omv-firstaid is a bit like raspi-config, except each action is a one-off.

However option 1 allows you to configure the network interface, and within this you can set-up LAN or WAN or both. With the WAN set-up, checked ifconfig wlan0 and we had an ipaddress. So now I could login using Putty.


Configuring OMV is a bit more long-winded than I had thought, but as long as you follow the instructions it is not complicated. All the configuration is via the



Detailed instructions here
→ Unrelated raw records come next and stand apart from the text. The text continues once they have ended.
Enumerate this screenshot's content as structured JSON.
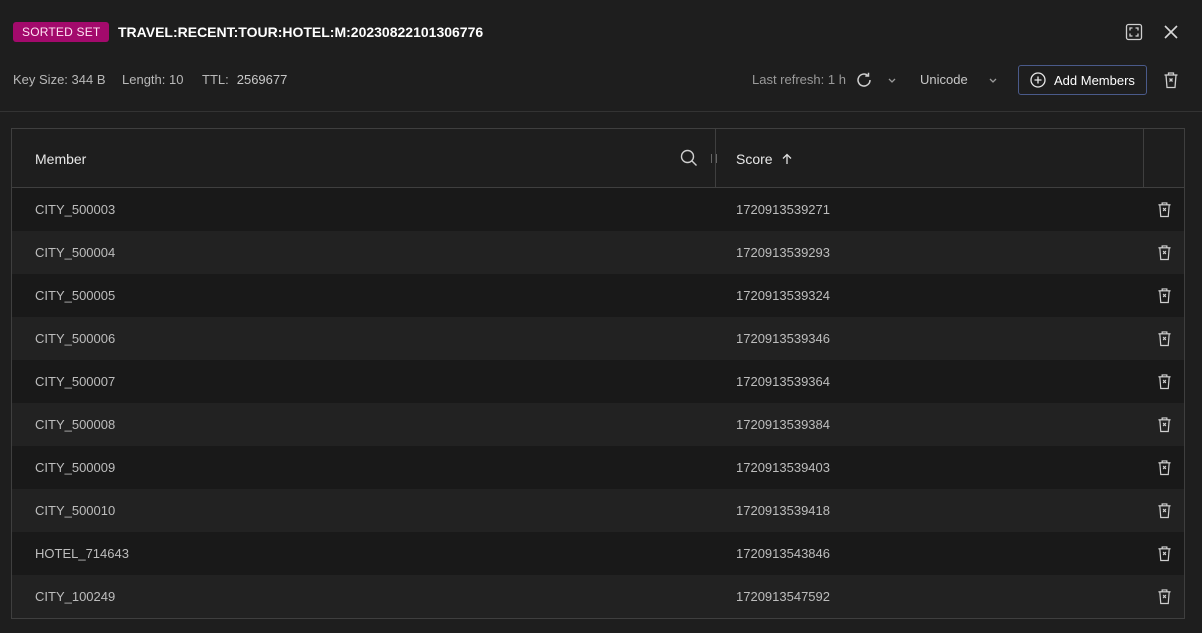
{
  "header": {
    "type_badge": "SORTED SET",
    "key_name": "TRAVEL:RECENT:TOUR:HOTEL:M:20230822101306776",
    "key_size": "Key Size: 344 B",
    "length": "Length: 10",
    "ttl_label": "TTL:",
    "ttl_value": "2569677",
    "last_refresh": "Last refresh: 1 h",
    "encoding": "Unicode",
    "add_members_label": "Add Members",
    "icons": {
      "fullscreen": "fullscreen-icon",
      "close": "close-icon",
      "refresh": "refresh-icon",
      "chevron": "chevron-down-icon",
      "add": "plus-circle-icon",
      "delete": "trash-icon"
    }
  },
  "table": {
    "columns": {
      "member": "Member",
      "score": "Score"
    },
    "sort": {
      "column": "score",
      "direction": "ascending"
    },
    "rows": [
      {
        "member": "CITY_500003",
        "score": "1720913539271"
      },
      {
        "member": "CITY_500004",
        "score": "1720913539293"
      },
      {
        "member": "CITY_500005",
        "score": "1720913539324"
      },
      {
        "member": "CITY_500006",
        "score": "1720913539346"
      },
      {
        "member": "CITY_500007",
        "score": "1720913539364"
      },
      {
        "member": "CITY_500008",
        "score": "1720913539384"
      },
      {
        "member": "CITY_500009",
        "score": "1720913539403"
      },
      {
        "member": "CITY_500010",
        "score": "1720913539418"
      },
      {
        "member": "HOTEL_714643",
        "score": "1720913543846"
      },
      {
        "member": "CITY_100249",
        "score": "1720913547592"
      }
    ]
  },
  "colors": {
    "background": "#1e1e1e",
    "badge": "#a30a6c",
    "button_border": "#4a5a8a"
  }
}
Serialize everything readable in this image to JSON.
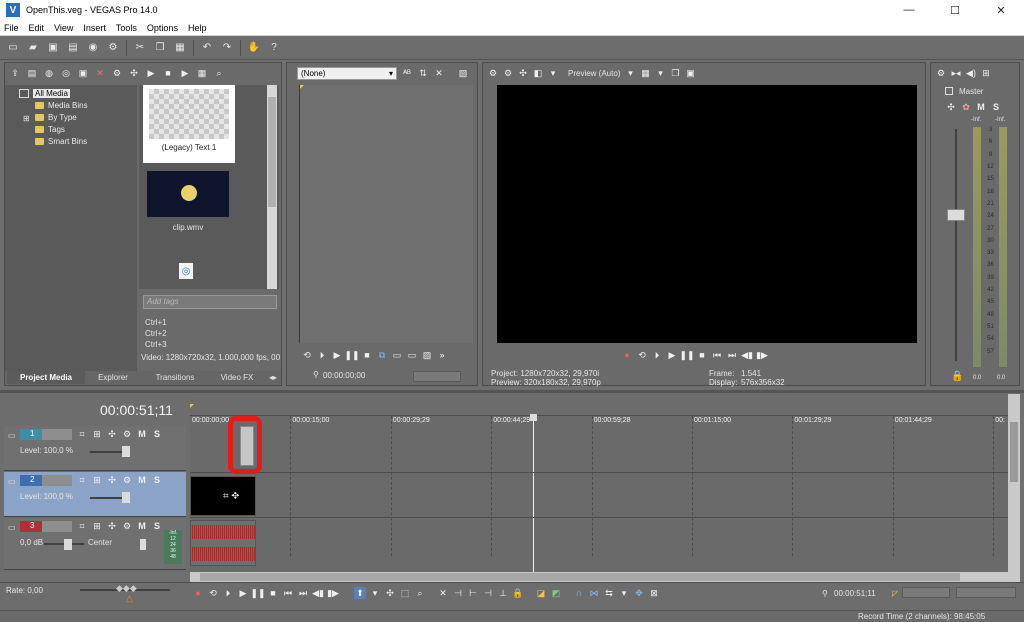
{
  "window": {
    "title": "OpenThis.veg - VEGAS Pro 14.0",
    "icon": "vegas-icon",
    "controls": [
      "—",
      "☐",
      "✕"
    ]
  },
  "menu": [
    "File",
    "Edit",
    "View",
    "Insert",
    "Tools",
    "Options",
    "Help"
  ],
  "media": {
    "tree": [
      "All Media",
      "Media Bins",
      "By Type",
      "Tags",
      "Smart Bins"
    ],
    "thumbs": [
      {
        "label": "(Legacy) Text 1",
        "kind": "checker"
      },
      {
        "label": "clip.wmv",
        "kind": "video"
      }
    ],
    "tags_placeholder": "Add tags",
    "shortcuts": [
      "Ctrl+1",
      "Ctrl+2",
      "Ctrl+3"
    ],
    "info": "Video: 1280x720x32, 1.000,000 fps, 00",
    "tabs": [
      "Project Media",
      "Explorer",
      "Transitions",
      "Video FX"
    ]
  },
  "trimmer": {
    "select": "(None)",
    "time": "00:00:00;00"
  },
  "preview": {
    "mode": "Preview (Auto)",
    "project_label": "Project:",
    "project_value": "1280x720x32, 29,970i",
    "preview_label": "Preview:",
    "preview_value": "320x180x32, 29,970p",
    "frame_label": "Frame:",
    "frame_value": "1.541",
    "display_label": "Display:",
    "display_value": "576x356x32"
  },
  "master": {
    "title": "Master",
    "mute": "M",
    "solo": "S",
    "peak_left": "-Inf.",
    "peak_right": "-Inf.",
    "scale": [
      "3",
      "6",
      "9",
      "12",
      "15",
      "18",
      "21",
      "24",
      "27",
      "30",
      "33",
      "36",
      "39",
      "42",
      "45",
      "48",
      "51",
      "54",
      "57"
    ],
    "out_left": "0.0",
    "out_right": "0.0"
  },
  "timeline": {
    "time": "00:00:51;11",
    "ruler": [
      "00:00:00;00",
      "00:00:15;00",
      "00:00:29;29",
      "00:00:44;29",
      "00:00:59;28",
      "00:01:15;00",
      "00:01:29;29",
      "00:01:44;29",
      "00:"
    ],
    "tracks": [
      {
        "num": "1",
        "level": "Level: 100,0 %",
        "m": "M",
        "s": "S",
        "color": "#3b8fa8"
      },
      {
        "num": "2",
        "level": "Level: 100,0 %",
        "m": "M",
        "s": "S",
        "color": "#3b6fb0"
      },
      {
        "num": "3",
        "level": "0,0 dB",
        "pan": "Center",
        "m": "M",
        "s": "S",
        "color": "#b0303a",
        "meter": [
          "-Inf.",
          "12",
          "24",
          "36",
          "48"
        ]
      }
    ],
    "rate": "Rate: 0,00",
    "transport_time": "00:00:51;11",
    "record_time": "Record Time (2 channels): 98:45:05"
  },
  "colors": {
    "bg": "#6f6f6f",
    "panel": "#6a6a6a",
    "accent": "#3b6fb0",
    "annotation": "#e31b1b"
  }
}
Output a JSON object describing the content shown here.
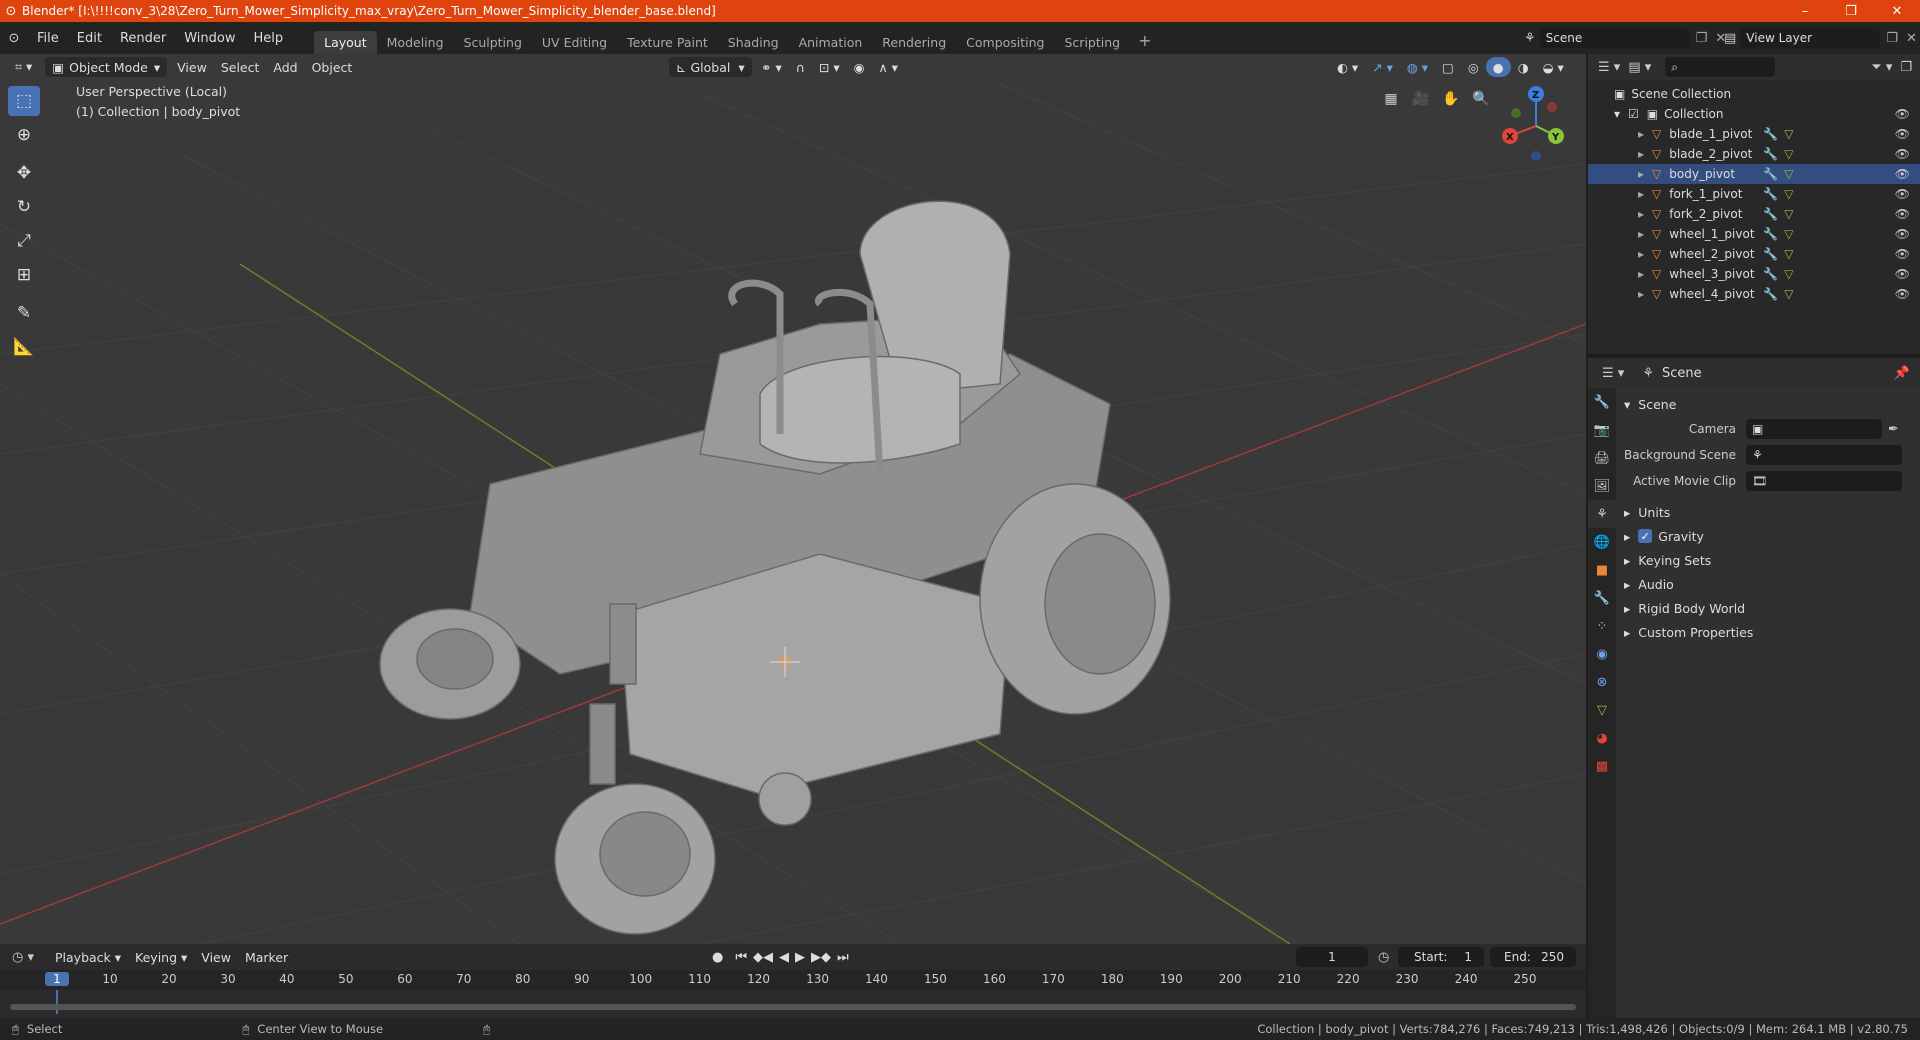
{
  "window": {
    "title": "Blender* [I:\\!!!!conv_3\\28\\Zero_Turn_Mower_Simplicity_max_vray\\Zero_Turn_Mower_Simplicity_blender_base.blend]",
    "minimize": "–",
    "maximize": "❐",
    "close": "✕"
  },
  "menubar": {
    "items": [
      "File",
      "Edit",
      "Render",
      "Window",
      "Help"
    ],
    "workspaces": [
      "Layout",
      "Modeling",
      "Sculpting",
      "UV Editing",
      "Texture Paint",
      "Shading",
      "Animation",
      "Rendering",
      "Compositing",
      "Scripting"
    ],
    "active_workspace": "Layout",
    "scene": "Scene",
    "view_layer": "View Layer"
  },
  "viewport": {
    "mode": "Object Mode",
    "menus": [
      "View",
      "Select",
      "Add",
      "Object"
    ],
    "transform_orientation": "Global",
    "info_line1": "User Perspective (Local)",
    "info_line2": "(1) Collection | body_pivot",
    "gizmo": {
      "x": "X",
      "y": "Y",
      "z": "Z"
    }
  },
  "outliner": {
    "root": "Scene Collection",
    "collection": "Collection",
    "items": [
      "blade_1_pivot",
      "blade_2_pivot",
      "body_pivot",
      "fork_1_pivot",
      "fork_2_pivot",
      "wheel_1_pivot",
      "wheel_2_pivot",
      "wheel_3_pivot",
      "wheel_4_pivot"
    ],
    "selected": "body_pivot"
  },
  "properties": {
    "context": "Scene",
    "panel_title": "Scene",
    "fields": [
      {
        "label": "Camera",
        "value": ""
      },
      {
        "label": "Background Scene",
        "value": ""
      },
      {
        "label": "Active Movie Clip",
        "value": ""
      }
    ],
    "sections": [
      "Units",
      "Gravity",
      "Keying Sets",
      "Audio",
      "Rigid Body World",
      "Custom Properties"
    ],
    "gravity_checked": true
  },
  "timeline": {
    "menus": [
      "Playback",
      "Keying",
      "View",
      "Marker"
    ],
    "current_frame": "1",
    "start_label": "Start:",
    "start": "1",
    "end_label": "End:",
    "end": "250",
    "ticks": [
      "1",
      "10",
      "20",
      "30",
      "40",
      "50",
      "60",
      "70",
      "80",
      "90",
      "100",
      "110",
      "120",
      "130",
      "140",
      "150",
      "160",
      "170",
      "180",
      "190",
      "200",
      "210",
      "220",
      "230",
      "240",
      "250"
    ]
  },
  "statusbar": {
    "left": "Select",
    "middle": "Center View to Mouse",
    "right": "Collection | body_pivot | Verts:784,276 | Faces:749,213 | Tris:1,498,426 | Objects:0/9 | Mem: 264.1 MB | v2.80.75"
  },
  "colors": {
    "accent": "#4772b3",
    "titlebar": "#e0440e",
    "x_axis": "#e0443a",
    "y_axis": "#8bc43a",
    "z_axis": "#3a7fe0"
  }
}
  • Install Raspberry Pi Imager
  • From Imager select Raspberry Pi OS Lite – Doesn’t have a GUI. All Terminal based.
  • Use the Setting options to
    • Name Pi device
    • Allow SSH (For Putty)
    • Set WiFi SSID & password (if WiFi required)
  • Write Image to microSD card.
  • Insert card and start Pi.
  • By using the Pi Imager you probably have the latest everything, but still worth doing sudo apt update && sudo apt upgrade
  • Install OpenMediaVault – wget -O - https://github.com/OpenMediaVault-Plugin-Developers/installScript/raw/master/install | sudo bash
  • At this point Network will have been lost. (At least if WiFi it will have been)Need to:
    • sudo omv-firstaid
    • re-instate network
    • Also good idea to re-set admin password
  • Check network working – ifconfig – should have an IP address
  • Attempt to login-in to OpenMediaVault Workbench by:
    • http://hostname or ip address/
    • User: Admin
    • Passsword: openmediavault – unless changed earlier (MINIalfa)
  • Hopefully the workbench web-site will be up and running. If so we now need to:
    • Add Users (openmediavault does not use the system users)
      • Settings>Users – Click Add
    • Configure the Shared Drive
      • Storage>Disks – Ensure the disk you want it visible.
      • Storage>File Systems – Click create
      • Choose your device and the file format (ext4)
      • Storage>Shared Folders – Create Folders and give required permissions
    • Configure the Services
      • Services>SMB/CIFS
      • Click the Enable Checkbox at top of screen
      • If you want set the Workgroup to match Windows – though this doesn’t seem to make much difference
      • Service>Shares – Selected the Folder(s) created above and Enable Sharing